"Carousel." For application or further information write: 
Gordon Pearhnan, Parkway Playhouse, care of UNC-G Dept. 
of Drama and Speech, Greensboro, N. C. 27412. 


Katherine McLean Jordan '20 

Sen. B. Everette Jordan— Saxapahaw 

The Jordans spent Christmas, as always, at their home 
in Saxapahaw where two sons, Ben E. Jr., and John Mc- 
Lean, hve and a daughter near by (Mrs. Roger Gant, 
Burhngton). Although disappointed to miss the Raleigh 
inauguration (the Governor's mother is the senator's first 
cousin), Mrs. Jordan was looking forward to the whirl of 
life in Washington where she lives during senate sessions. 
She may have anticipated the presidential inauguration 
with some relief since her husband did not direct the cere- 
mony as he did four years ago (many called it the best run 
inauguration in history ) . As head of the Senate Rules Com- 
mittee, it was again his responsibility, but with the election 
of a Republican president, he resigned in behalf of Sen. 
Everett Dirksen. 

Annie Elliott Lee Jonas 

Rep. Charles R. Jonas— Lincolnton 

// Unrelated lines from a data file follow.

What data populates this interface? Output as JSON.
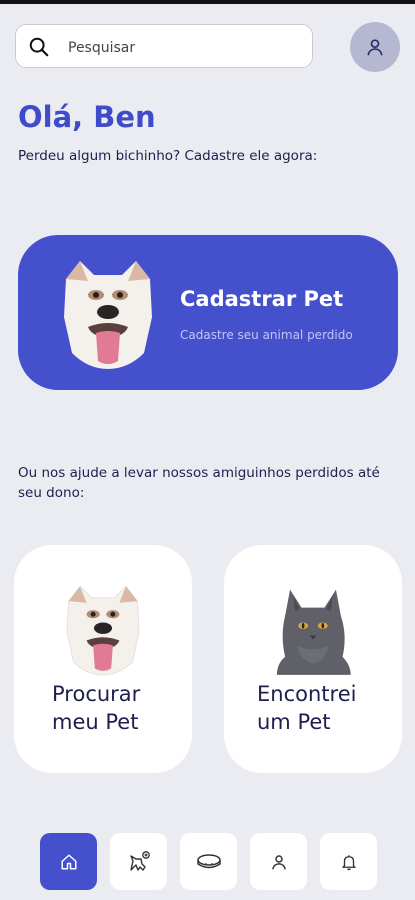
{
  "search": {
    "placeholder": "Pesquisar"
  },
  "greeting": "Olá, Ben",
  "subtitle": "Perdeu algum bichinho? Cadastre ele agora:",
  "register_card": {
    "title": "Cadastrar Pet",
    "subtitle": "Cadastre seu animal perdido"
  },
  "help_text": "Ou nos ajude a levar nossos amiguinhos perdidos até seu dono:",
  "cards": [
    {
      "label": "Procurar meu Pet",
      "icon": "bulldog-image"
    },
    {
      "label": "Encontrei um Pet",
      "icon": "cat-image"
    }
  ],
  "colors": {
    "accent": "#4450cc",
    "background": "#ebebf2",
    "text_dark": "#1e1f4d"
  },
  "nav_items": [
    "home-icon",
    "lost-pet-icon",
    "collar-icon",
    "profile-icon",
    "bell-icon"
  ]
}
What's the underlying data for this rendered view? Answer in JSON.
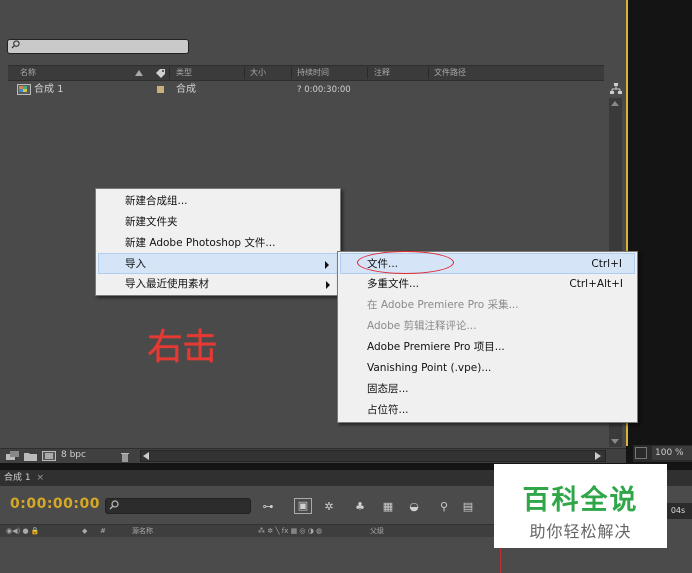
{
  "project_panel": {
    "search": {
      "value": "",
      "placeholder": ""
    },
    "columns": [
      "名称",
      "类型",
      "大小",
      "持续时间",
      "注释",
      "文件路径"
    ],
    "rows": [
      {
        "name": "合成 1",
        "type": "合成",
        "duration": "? 0:00:30:00"
      }
    ],
    "footer": {
      "bpc": "8 bpc"
    }
  },
  "context_menu": {
    "items": [
      {
        "label": "新建合成组..."
      },
      {
        "label": "新建文件夹"
      },
      {
        "label": "新建 Adobe Photoshop 文件..."
      },
      {
        "label": "导入"
      },
      {
        "label": "导入最近使用素材"
      }
    ]
  },
  "submenu": {
    "items": [
      {
        "label": "文件...",
        "shortcut": "Ctrl+I"
      },
      {
        "label": "多重文件...",
        "shortcut": "Ctrl+Alt+I"
      },
      {
        "label": "在 Adobe Premiere Pro 采集..."
      },
      {
        "label": "Adobe 剪辑注释评论..."
      },
      {
        "label": "Adobe Premiere Pro 项目..."
      },
      {
        "label": "Vanishing Point (.vpe)..."
      },
      {
        "label": "固态层..."
      },
      {
        "label": "占位符..."
      }
    ]
  },
  "annotation": "右击",
  "viewer": {
    "zoom": "100 %"
  },
  "timeline": {
    "tab_label": "合成 1",
    "timecode": "0:00:00:00",
    "search": {
      "value": "",
      "placeholder": ""
    },
    "col_hash": "#",
    "col_source": "源名称",
    "col_parent": "父级",
    "right_label": "04s"
  },
  "watermark": {
    "title": "百科全说",
    "subtitle": "助你轻松解决"
  },
  "colors": {
    "accent_timecode": "#d6a826",
    "annotation_red": "#e53a34",
    "watermark_green": "#2fa648",
    "highlight": "#d5e5f7"
  }
}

Annie Elliott didn't worry about congressional service 
this year since, as she wrote, "the past 16 years have taken 
their toll," referring to her inability to keep things organ- 
ized as she did in pre-Congress days. Both of their sons 
are married: Charles Jr., a broker with Reynolds and Com- 
pany in Charlotte, and Richard Elliott, a lawyer with his 
father's firm in Lincolnton. "But no matter how demanding, 
this life is fun and interesting." 

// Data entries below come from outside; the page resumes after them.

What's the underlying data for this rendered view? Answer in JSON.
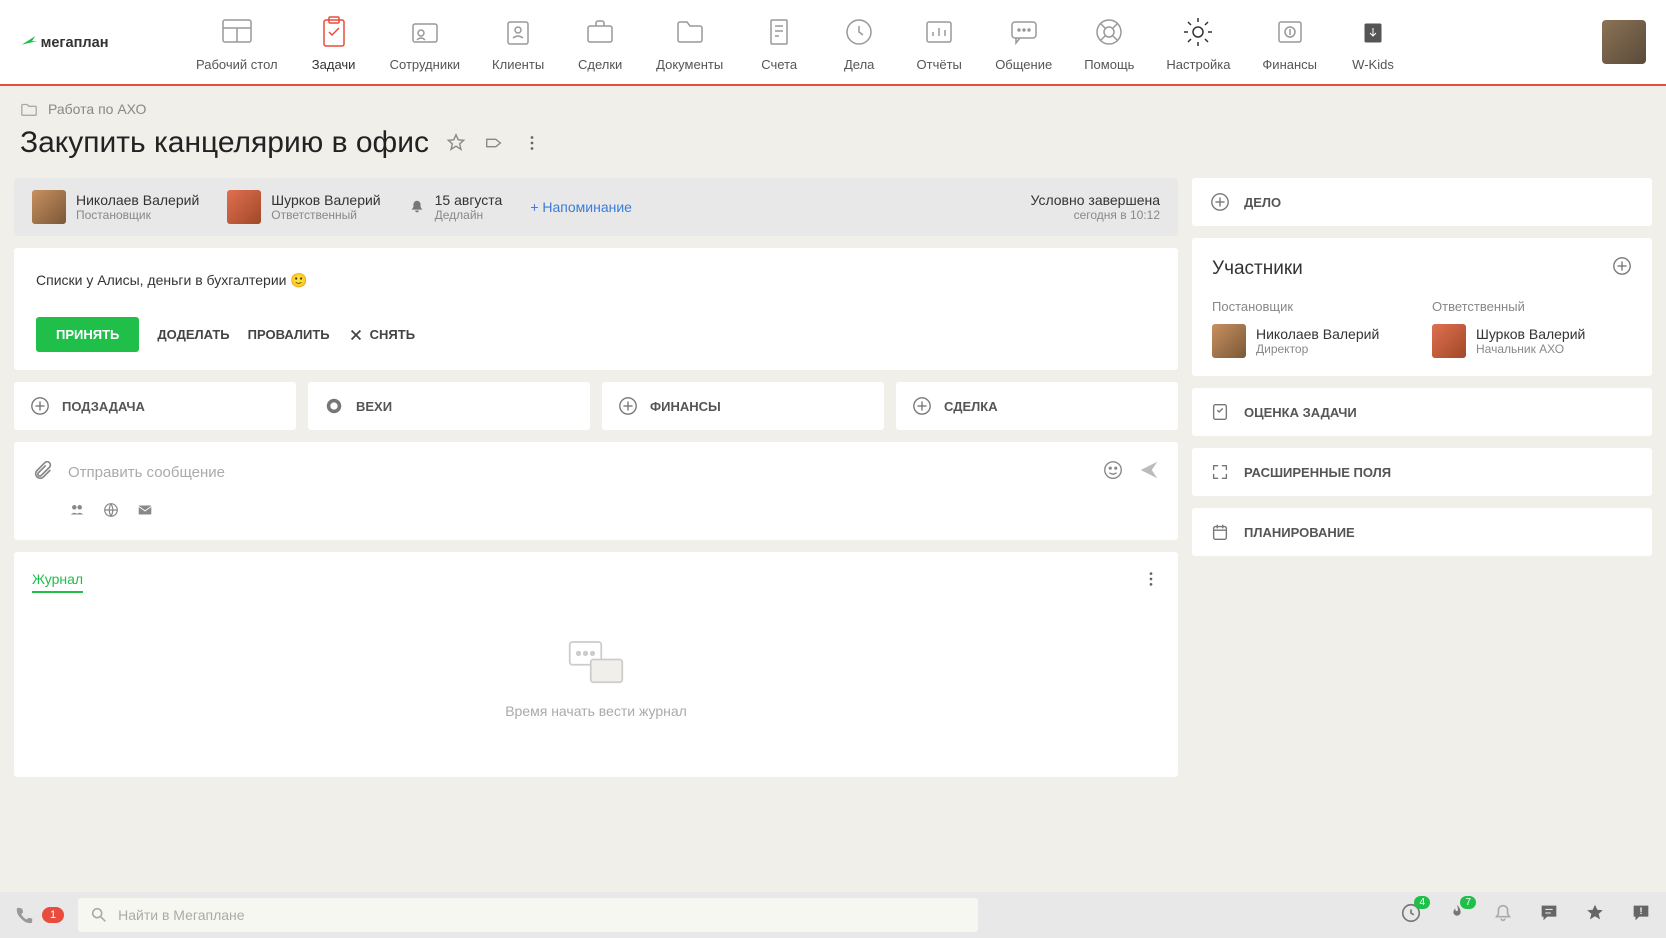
{
  "nav": {
    "items": [
      {
        "label": "Рабочий стол"
      },
      {
        "label": "Задачи"
      },
      {
        "label": "Сотрудники"
      },
      {
        "label": "Клиенты"
      },
      {
        "label": "Сделки"
      },
      {
        "label": "Документы"
      },
      {
        "label": "Счета"
      },
      {
        "label": "Дела"
      },
      {
        "label": "Отчёты"
      },
      {
        "label": "Общение"
      },
      {
        "label": "Помощь"
      },
      {
        "label": "Настройка"
      },
      {
        "label": "Финансы"
      },
      {
        "label": "W-Kids"
      }
    ]
  },
  "breadcrumb": "Работа по АХО",
  "title": "Закупить канцелярию в офис",
  "header": {
    "owner": {
      "name": "Николаев Валерий",
      "role": "Постановщик"
    },
    "assignee": {
      "name": "Шурков Валерий",
      "role": "Ответственный"
    },
    "deadline_date": "15 августа",
    "deadline_label": "Дедлайн",
    "reminder": "+ Напоминание",
    "status": "Условно завершена",
    "status_time": "сегодня в 10:12"
  },
  "description": "Списки у Алисы, деньги в бухгалтерии 🙂",
  "actions": {
    "accept": "ПРИНЯТЬ",
    "rework": "ДОДЕЛАТЬ",
    "fail": "ПРОВАЛИТЬ",
    "remove": "СНЯТЬ"
  },
  "tiles": {
    "subtask": "ПОДЗАДАЧА",
    "milestones": "ВЕХИ",
    "finances": "ФИНАНСЫ",
    "deal": "СДЕЛКА"
  },
  "message": {
    "placeholder": "Отправить сообщение"
  },
  "journal": {
    "tab": "Журнал",
    "empty": "Время начать вести журнал"
  },
  "side": {
    "delo": "ДЕЛО",
    "participants_title": "Участники",
    "owner_col": "Постановщик",
    "assignee_col": "Ответственный",
    "owner": {
      "name": "Николаев Валерий",
      "role": "Директор"
    },
    "assignee": {
      "name": "Шурков Валерий",
      "role": "Начальник АХО"
    },
    "evaluation": "ОЦЕНКА ЗАДАЧИ",
    "extended": "РАСШИРЕННЫЕ ПОЛЯ",
    "planning": "ПЛАНИРОВАНИЕ"
  },
  "bottom": {
    "phone_count": "1",
    "search_placeholder": "Найти в Мегаплане",
    "clock_badge": "4",
    "fire_badge": "7"
  }
}
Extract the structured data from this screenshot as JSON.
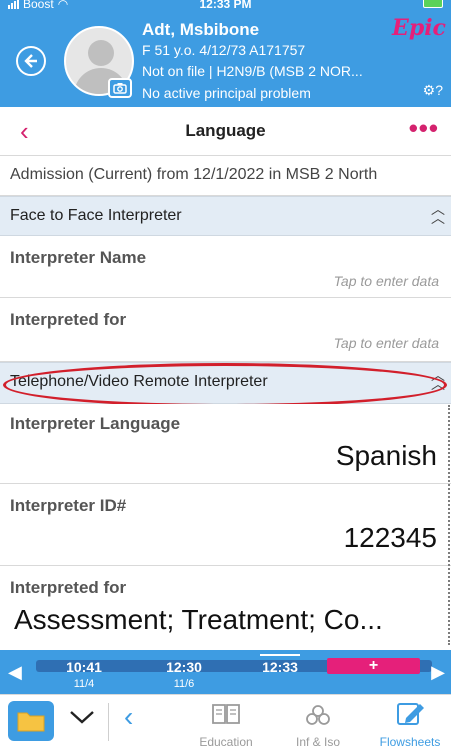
{
  "status_bar": {
    "carrier": "Boost",
    "time": "12:33 PM"
  },
  "header": {
    "patient_name": "Adt, Msbibone",
    "demographics": "F 51 y.o. 4/12/73 A171757",
    "coverage": "Not on file | H2N9/B (MSB 2 NOR...",
    "problem": "No active principal problem",
    "logo": "Epic"
  },
  "nav": {
    "title": "Language",
    "more": "•••"
  },
  "admission": "Admission (Current) from 12/1/2022 in MSB 2 North",
  "sections": {
    "face_to_face": "Face to Face Interpreter",
    "telephone": "Telephone/Video Remote Interpreter"
  },
  "fields": {
    "interpreter_name": {
      "label": "Interpreter Name",
      "hint": "Tap to enter data"
    },
    "interpreted_for_1": {
      "label": "Interpreted for",
      "hint": "Tap to enter data"
    },
    "interpreter_language": {
      "label": "Interpreter Language",
      "value": "Spanish"
    },
    "interpreter_id": {
      "label": "Interpreter ID#",
      "value": "122345"
    },
    "interpreted_for_2": {
      "label": "Interpreted for",
      "value": "Assessment; Treatment; Co..."
    }
  },
  "timeline": {
    "slots": [
      {
        "time": "10:41",
        "date": "11/4"
      },
      {
        "time": "12:30",
        "date": "11/6"
      },
      {
        "time": "12:33",
        "date": ""
      }
    ],
    "add": "+"
  },
  "tabs": {
    "education": "Education",
    "inf_iso": "Inf & Iso",
    "flowsheets": "Flowsheets"
  },
  "colors": {
    "header_blue": "#3e9ce2",
    "accent_pink": "#d4226e",
    "annotation_red": "#d21f2b"
  }
}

Doris Long Jones 37x 

Rep. Walter B. Jones— FarmviUe 

Commenting on the difference between Washington 
and eastern North Carolina, Doris has come to three con- 
clusions: that longtime friends are irreplaceable, that every- 

one throughout the world is as nice as one will let them be, 
and that she sometimes knows all the answers to national 
crisis "but no one asks me the questions." They have two 
children, both married: Mrs. Bob Moye (Farmville), 
mother of three children, and Walter II who works for 
Wachovia Bank in nearby Greenville. 

Emily Harris Prayer 

Rep. L. Richardson Preyer— Greensboro 

Emily is looking forward to a new experience as Rich 
enters his first term in Congress, although she will be com- 
muting between Washington and her duties in Greensboro 
as mother of five children ( Rich Jr., Princeton; Mary Norris, 
UNC-CH; Britt, Woodberry Forest; and two at home, Jane, 
15, and Emily, 10). Emily does the family cooking, drives 
her share of carpools and plays tennis vigorously yet finds 
time for an incredible range of activity outside the home 
(including past service to UNC-G as alumni association 
president and Alumni Annual Giving chairman and present 
service as a trustee of the Consolidated University). 

Evelyn Reeves Taylor '31 

Rep. Roy Taylor— Black Mountain 

With her husband entering a sixth term in Congress, 
Evelyn Taylor acknowledges that Congressional service is 
not easy but extremely challenging. Their children are a 
son, Alan, a graduate of Mississippi State University who 
just completed two years of Marine service, and a daughter, 
Toni, wife of Dr. John F. Robinson, who recently entered 
military service for two years, and mother of the Taylor's 
three-year-old grandson. For the past two years she has 
been president of the Congressional Club, a special group 
composed of wives of Congress and cabinet members, and 
a part of the Washington scene for the past 60 years.